• Problem to work on
The records that follow are to be repeated without alteration.
*** Opening of Data ***
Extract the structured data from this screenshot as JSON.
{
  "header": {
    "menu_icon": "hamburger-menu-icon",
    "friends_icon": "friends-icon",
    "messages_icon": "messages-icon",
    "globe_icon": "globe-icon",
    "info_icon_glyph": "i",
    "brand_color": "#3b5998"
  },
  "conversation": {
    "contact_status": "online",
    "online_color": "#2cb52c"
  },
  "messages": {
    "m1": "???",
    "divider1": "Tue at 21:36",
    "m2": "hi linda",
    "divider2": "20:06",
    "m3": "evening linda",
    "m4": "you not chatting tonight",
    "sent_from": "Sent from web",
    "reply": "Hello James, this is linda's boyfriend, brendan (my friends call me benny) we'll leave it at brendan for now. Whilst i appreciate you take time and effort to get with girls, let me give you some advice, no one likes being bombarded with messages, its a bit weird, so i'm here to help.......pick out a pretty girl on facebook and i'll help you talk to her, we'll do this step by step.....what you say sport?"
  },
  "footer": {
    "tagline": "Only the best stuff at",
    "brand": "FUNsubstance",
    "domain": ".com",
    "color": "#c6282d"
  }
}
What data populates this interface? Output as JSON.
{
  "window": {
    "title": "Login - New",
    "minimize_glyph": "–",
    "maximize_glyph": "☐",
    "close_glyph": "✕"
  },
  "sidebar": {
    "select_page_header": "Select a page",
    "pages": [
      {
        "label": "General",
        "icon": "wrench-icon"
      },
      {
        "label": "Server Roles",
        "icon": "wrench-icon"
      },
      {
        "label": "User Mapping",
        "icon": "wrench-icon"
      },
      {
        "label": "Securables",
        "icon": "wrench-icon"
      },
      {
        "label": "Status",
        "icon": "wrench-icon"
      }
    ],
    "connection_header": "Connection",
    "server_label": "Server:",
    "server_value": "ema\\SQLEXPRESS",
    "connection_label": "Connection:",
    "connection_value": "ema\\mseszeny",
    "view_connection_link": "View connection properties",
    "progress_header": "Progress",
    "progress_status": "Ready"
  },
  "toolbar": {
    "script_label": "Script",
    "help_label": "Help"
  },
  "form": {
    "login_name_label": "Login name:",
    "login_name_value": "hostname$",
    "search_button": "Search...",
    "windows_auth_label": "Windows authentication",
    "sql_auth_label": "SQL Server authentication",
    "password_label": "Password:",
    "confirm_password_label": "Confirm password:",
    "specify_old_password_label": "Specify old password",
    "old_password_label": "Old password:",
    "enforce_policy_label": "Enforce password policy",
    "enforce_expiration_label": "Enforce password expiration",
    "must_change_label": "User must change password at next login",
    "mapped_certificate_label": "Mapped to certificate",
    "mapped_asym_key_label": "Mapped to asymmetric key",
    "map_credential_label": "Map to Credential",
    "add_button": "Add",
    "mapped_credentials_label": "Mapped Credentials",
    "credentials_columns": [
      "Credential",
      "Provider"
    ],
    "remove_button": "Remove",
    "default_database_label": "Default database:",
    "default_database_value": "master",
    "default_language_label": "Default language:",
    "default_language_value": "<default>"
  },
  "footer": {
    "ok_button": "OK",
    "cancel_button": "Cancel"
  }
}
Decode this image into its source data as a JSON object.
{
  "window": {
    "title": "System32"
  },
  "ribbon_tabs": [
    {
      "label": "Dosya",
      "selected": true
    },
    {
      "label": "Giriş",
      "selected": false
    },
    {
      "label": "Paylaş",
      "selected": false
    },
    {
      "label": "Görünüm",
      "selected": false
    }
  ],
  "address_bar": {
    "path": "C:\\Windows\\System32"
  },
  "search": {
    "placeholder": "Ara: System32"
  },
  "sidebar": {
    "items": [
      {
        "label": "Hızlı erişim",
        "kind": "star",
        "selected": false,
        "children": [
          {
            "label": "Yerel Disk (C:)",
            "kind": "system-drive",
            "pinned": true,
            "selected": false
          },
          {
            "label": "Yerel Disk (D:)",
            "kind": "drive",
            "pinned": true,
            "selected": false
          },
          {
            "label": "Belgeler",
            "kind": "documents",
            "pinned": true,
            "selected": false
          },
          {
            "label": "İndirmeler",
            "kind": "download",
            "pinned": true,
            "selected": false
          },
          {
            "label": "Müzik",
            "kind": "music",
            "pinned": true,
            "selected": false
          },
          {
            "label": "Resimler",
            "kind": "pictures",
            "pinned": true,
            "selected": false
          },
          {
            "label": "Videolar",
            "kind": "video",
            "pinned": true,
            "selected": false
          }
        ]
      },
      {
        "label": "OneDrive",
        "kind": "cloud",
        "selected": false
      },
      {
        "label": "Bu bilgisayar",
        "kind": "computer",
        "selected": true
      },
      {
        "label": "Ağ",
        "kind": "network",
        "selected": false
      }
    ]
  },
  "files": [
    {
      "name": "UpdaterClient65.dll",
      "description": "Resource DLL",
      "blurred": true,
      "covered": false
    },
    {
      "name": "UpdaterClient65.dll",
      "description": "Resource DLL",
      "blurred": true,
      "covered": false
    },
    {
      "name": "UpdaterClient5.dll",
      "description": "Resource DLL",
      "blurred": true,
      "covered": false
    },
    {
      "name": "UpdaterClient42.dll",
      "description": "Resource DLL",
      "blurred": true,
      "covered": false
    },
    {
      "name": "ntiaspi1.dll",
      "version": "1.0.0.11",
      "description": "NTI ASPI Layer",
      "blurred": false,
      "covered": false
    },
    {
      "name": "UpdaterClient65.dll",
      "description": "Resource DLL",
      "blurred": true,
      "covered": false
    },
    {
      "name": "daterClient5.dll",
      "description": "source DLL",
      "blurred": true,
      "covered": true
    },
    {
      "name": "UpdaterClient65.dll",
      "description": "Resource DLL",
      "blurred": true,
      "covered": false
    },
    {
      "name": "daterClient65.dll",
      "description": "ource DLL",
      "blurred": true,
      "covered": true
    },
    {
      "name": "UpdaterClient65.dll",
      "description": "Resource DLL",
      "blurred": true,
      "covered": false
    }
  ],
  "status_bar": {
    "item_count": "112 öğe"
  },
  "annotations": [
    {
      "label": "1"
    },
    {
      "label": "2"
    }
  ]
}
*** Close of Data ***
• Exercise result
Extract the structured data from this screenshot as JSON.
{
  "header": {
    "menu_icon": "hamburger-menu-icon",
    "friends_icon": "friends-icon",
    "messages_icon": "messages-icon",
    "globe_icon": "globe-icon",
    "info_icon_glyph": "i",
    "brand_color": "#3b5998"
  },
  "conversation": {
    "contact_status": "online",
    "online_color": "#2cb52c"
  },
  "messages": {
    "m1": "???",
    "divider1": "Tue at 21:36",
    "m2": "hi linda",
    "divider2": "20:06",
    "m3": "evening linda",
    "m4": "you not chatting tonight",
    "sent_from": "Sent from web",
    "reply": "Hello James, this is linda's boyfriend, brendan (my friends call me benny) we'll leave it at brendan for now. Whilst i appreciate you take time and effort to get with girls, let me give you some advice, no one likes being bombarded with messages, its a bit weird, so i'm here to help.......pick out a pretty girl on facebook and i'll help you talk to her, we'll do this step by step.....what you say sport?"
  },
  "footer": {
    "tagline": "Only the best stuff at",
    "brand": "FUNsubstance",
    "domain": ".com",
    "color": "#c6282d"
  }
}
What data populates this interface? Output as JSON.
{
  "window": {
    "title": "Login - New",
    "minimize_glyph": "–",
    "maximize_glyph": "☐",
    "close_glyph": "✕"
  },
  "sidebar": {
    "select_page_header": "Select a page",
    "pages": [
      {
        "label": "General",
        "icon": "wrench-icon"
      },
      {
        "label": "Server Roles",
        "icon": "wrench-icon"
      },
      {
        "label": "User Mapping",
        "icon": "wrench-icon"
      },
      {
        "label": "Securables",
        "icon": "wrench-icon"
      },
      {
        "label": "Status",
        "icon": "wrench-icon"
      }
    ],
    "connection_header": "Connection",
    "server_label": "Server:",
    "server_value": "ema\\SQLEXPRESS",
    "connection_label": "Connection:",
    "connection_value": "ema\\mseszeny",
    "view_connection_link": "View connection properties",
    "progress_header": "Progress",
    "progress_status": "Ready"
  },
  "toolbar": {
    "script_label": "Script",
    "help_label": "Help"
  },
  "form": {
    "login_name_label": "Login name:",
    "login_name_value": "hostname$",
    "search_button": "Search...",
    "windows_auth_label": "Windows authentication",
    "sql_auth_label": "SQL Server authentication",
    "password_label": "Password:",
    "confirm_password_label": "Confirm password:",
    "specify_old_password_label": "Specify old password",
    "old_password_label": "Old password:",
    "enforce_policy_label": "Enforce password policy",
    "enforce_expiration_label": "Enforce password expiration",
    "must_change_label": "User must change password at next login",
    "mapped_certificate_label": "Mapped to certificate",
    "mapped_asym_key_label": "Mapped to asymmetric key",
    "map_credential_label": "Map to Credential",
    "add_button": "Add",
    "mapped_credentials_label": "Mapped Credentials",
    "credentials_columns": [
      "Credential",
      "Provider"
    ],
    "remove_button": "Remove",
    "default_database_label": "Default database:",
    "default_database_value": "master",
    "default_language_label": "Default language:",
    "default_language_value": "<default>"
  },
  "footer": {
    "ok_button": "OK",
    "cancel_button": "Cancel"
  }
}
Decode this image into its source data as a JSON object.
{
  "window": {
    "title": "System32"
  },
  "ribbon_tabs": [
    {
      "label": "Dosya",
      "selected": true
    },
    {
      "label": "Giriş",
      "selected": false
    },
    {
      "label": "Paylaş",
      "selected": false
    },
    {
      "label": "Görünüm",
      "selected": false
    }
  ],
  "address_bar": {
    "path": "C:\\Windows\\System32"
  },
  "search": {
    "placeholder": "Ara: System32"
  },
  "sidebar": {
    "items": [
      {
        "label": "Hızlı erişim",
        "kind": "star",
        "selected": false,
        "children": [
          {
            "label": "Yerel Disk (C:)",
            "kind": "system-drive",
            "pinned": true,
            "selected": false
          },
          {
            "label": "Yerel Disk (D:)",
            "kind": "drive",
            "pinned": true,
            "selected": false
          },
          {
            "label": "Belgeler",
            "kind": "documents",
            "pinned": true,
            "selected": false
          },
          {
            "label": "İndirmeler",
            "kind": "download",
            "pinned": true,
            "selected": false
          },
          {
            "label": "Müzik",
            "kind": "music",
            "pinned": true,
            "selected": false
          },
          {
            "label": "Resimler",
            "kind": "pictures",
            "pinned": true,
            "selected": false
          },
          {
            "label": "Videolar",
            "kind": "video",
            "pinned": true,
            "selected": false
          }
        ]
      },
      {
        "label": "OneDrive",
        "kind": "cloud",
        "selected": false
      },
      {
        "label": "Bu bilgisayar",
        "kind": "computer",
        "selected": true
      },
      {
        "label": "Ağ",
        "kind": "network",
        "selected": false
      }
    ]
  },
  "files": [
    {
      "name": "UpdaterClient65.dll",
      "description": "Resource DLL",
      "blurred": true,
      "covered": false
    },
    {
      "name": "UpdaterClient65.dll",
      "description": "Resource DLL",
      "blurred": true,
      "covered": false
    },
    {
      "name": "UpdaterClient5.dll",
      "description": "Resource DLL",
      "blurred": true,
      "covered": false
    },
    {
      "name": "UpdaterClient42.dll",
      "description": "Resource DLL",
      "blurred": true,
      "covered": false
    },
    {
      "name": "ntiaspi1.dll",
      "version": "1.0.0.11",
      "description": "NTI ASPI Layer",
      "blurred": false,
      "covered": false
    },
    {
      "name": "UpdaterClient65.dll",
      "description": "Resource DLL",
      "blurred": true,
      "covered": false
    },
    {
      "name": "daterClient5.dll",
      "description": "source DLL",
      "blurred": true,
      "covered": true
    },
    {
      "name": "UpdaterClient65.dll",
      "description": "Resource DLL",
      "blurred": true,
      "covered": false
    },
    {
      "name": "daterClient65.dll",
      "description": "ource DLL",
      "blurred": true,
      "covered": true
    },
    {
      "name": "UpdaterClient65.dll",
      "description": "Resource DLL",
      "blurred": true,
      "covered": false
    }
  ],
  "status_bar": {
    "item_count": "112 öğe"
  },
  "annotations": [
    {
      "label": "1"
    },
    {
      "label": "2"
    }
  ]
}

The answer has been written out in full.